“Mansfield [Athletic Club] in the West Island sponsors us,” said Poulin. “It’s a big establishment behind us that believes in us, and just wants us to go further and achieve our dream also. It’s just nice to have support like that, not just from mom and dad or the family and stuff.”
Poulin’s off-ice schedule is supplemented by school. Though currently a part-time student in business in CÉGEP, her future plans are fitting to recent experiences.
“I’m looking to get into osteopath school, so I’m probably going to have to do other classes before I get into a school in Montreal, but that is my goal at the end of the line,” she said.
With living and training expenses a priority, Servant is presently focusing his energies on the work world.
“Coaching is what I’m doing now to offset everything, and then I know school’s always going to be there,” he said. “So worst case, if I need to go to school a little bit later when I have more time or a little freedom there, then I’ll take the opportunity.”
After surviving the past year’s trials, Servant describes the team’s new attitude as “lighthearted.”
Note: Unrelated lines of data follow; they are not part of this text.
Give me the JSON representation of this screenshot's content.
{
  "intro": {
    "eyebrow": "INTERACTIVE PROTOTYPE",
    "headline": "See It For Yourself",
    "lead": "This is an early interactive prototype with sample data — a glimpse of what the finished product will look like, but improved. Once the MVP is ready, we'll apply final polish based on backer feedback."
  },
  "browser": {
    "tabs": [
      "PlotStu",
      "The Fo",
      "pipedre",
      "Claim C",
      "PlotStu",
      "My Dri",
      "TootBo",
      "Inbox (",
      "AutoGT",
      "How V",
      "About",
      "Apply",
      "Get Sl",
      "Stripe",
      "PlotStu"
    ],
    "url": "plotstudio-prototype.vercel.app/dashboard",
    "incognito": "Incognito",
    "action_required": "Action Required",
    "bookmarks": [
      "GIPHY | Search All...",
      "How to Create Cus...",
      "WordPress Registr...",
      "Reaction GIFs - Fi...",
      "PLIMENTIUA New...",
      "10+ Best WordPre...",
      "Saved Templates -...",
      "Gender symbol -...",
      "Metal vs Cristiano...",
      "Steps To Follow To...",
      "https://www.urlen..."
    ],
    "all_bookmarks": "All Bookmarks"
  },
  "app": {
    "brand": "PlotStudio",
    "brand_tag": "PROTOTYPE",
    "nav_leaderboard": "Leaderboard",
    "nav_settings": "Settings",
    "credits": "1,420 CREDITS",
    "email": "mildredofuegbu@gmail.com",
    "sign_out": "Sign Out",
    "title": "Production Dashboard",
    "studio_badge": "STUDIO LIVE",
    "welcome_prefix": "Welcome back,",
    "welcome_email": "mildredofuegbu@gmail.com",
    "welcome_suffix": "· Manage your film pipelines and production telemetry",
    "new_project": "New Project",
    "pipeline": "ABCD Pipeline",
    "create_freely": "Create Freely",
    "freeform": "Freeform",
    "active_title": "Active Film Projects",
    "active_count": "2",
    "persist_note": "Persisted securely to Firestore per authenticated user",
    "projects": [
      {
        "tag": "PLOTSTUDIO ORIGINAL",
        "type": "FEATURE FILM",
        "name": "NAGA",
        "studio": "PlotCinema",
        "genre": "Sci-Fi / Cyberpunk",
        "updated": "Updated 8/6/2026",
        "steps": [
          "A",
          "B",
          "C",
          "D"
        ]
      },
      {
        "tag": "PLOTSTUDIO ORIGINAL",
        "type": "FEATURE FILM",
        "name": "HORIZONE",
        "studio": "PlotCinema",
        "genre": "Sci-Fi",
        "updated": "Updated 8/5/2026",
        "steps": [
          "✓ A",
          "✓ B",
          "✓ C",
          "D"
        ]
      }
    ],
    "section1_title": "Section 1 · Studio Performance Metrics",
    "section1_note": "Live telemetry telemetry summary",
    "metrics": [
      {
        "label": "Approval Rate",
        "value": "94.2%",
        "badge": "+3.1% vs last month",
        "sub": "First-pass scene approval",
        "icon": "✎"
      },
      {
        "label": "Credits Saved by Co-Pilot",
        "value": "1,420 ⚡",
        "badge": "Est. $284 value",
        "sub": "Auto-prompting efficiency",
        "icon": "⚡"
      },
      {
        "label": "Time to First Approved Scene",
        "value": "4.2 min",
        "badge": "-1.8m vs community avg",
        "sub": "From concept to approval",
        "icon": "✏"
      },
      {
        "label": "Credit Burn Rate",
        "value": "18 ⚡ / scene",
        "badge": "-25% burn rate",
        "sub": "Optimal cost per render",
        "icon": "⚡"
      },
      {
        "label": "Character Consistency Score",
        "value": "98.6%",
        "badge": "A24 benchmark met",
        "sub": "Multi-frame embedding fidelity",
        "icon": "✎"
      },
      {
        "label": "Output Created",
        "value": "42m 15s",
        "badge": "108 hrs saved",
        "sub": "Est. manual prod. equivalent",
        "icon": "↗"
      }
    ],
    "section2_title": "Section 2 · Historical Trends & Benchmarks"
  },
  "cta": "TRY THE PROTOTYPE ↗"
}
“I’m just really excited to be skating again,” he said. “I’m ecstatic about that. I’m happy to be on the ice every day, and sometimes you see teams who are like ‘Oh, a run-through’–but I enjoy it. That’s what I missed. I missed doing things. So I think for me, I’m just really happy to be skating and enjoying doing the programs and performing for people again. Because there’s nothing like that competition feeling–you can practice or do shows or do whatever, but that feeling at competition is really the reason that you do it.”
“And a lot of the times like in training,” continued Poulin, “when we have a bad run-through or bad skating day, when we get off the ice we look back and are like ‘You know what? We had the opportunity to have a bad skating day.’ Which is pretty awesome for us.”
“Just the injury really put everything into perspective and helped us enjoy the process of skating and of creating the programs,” said Servant. “Like Andie said, when something goes wrong or if you’ve had a bad skating day, you’ve had the opportunity to have a bad skating day. You’re not stuck at home or with a cast on your leg, you know? So, perspective.”
And then, he added after a pause: “And happiness!”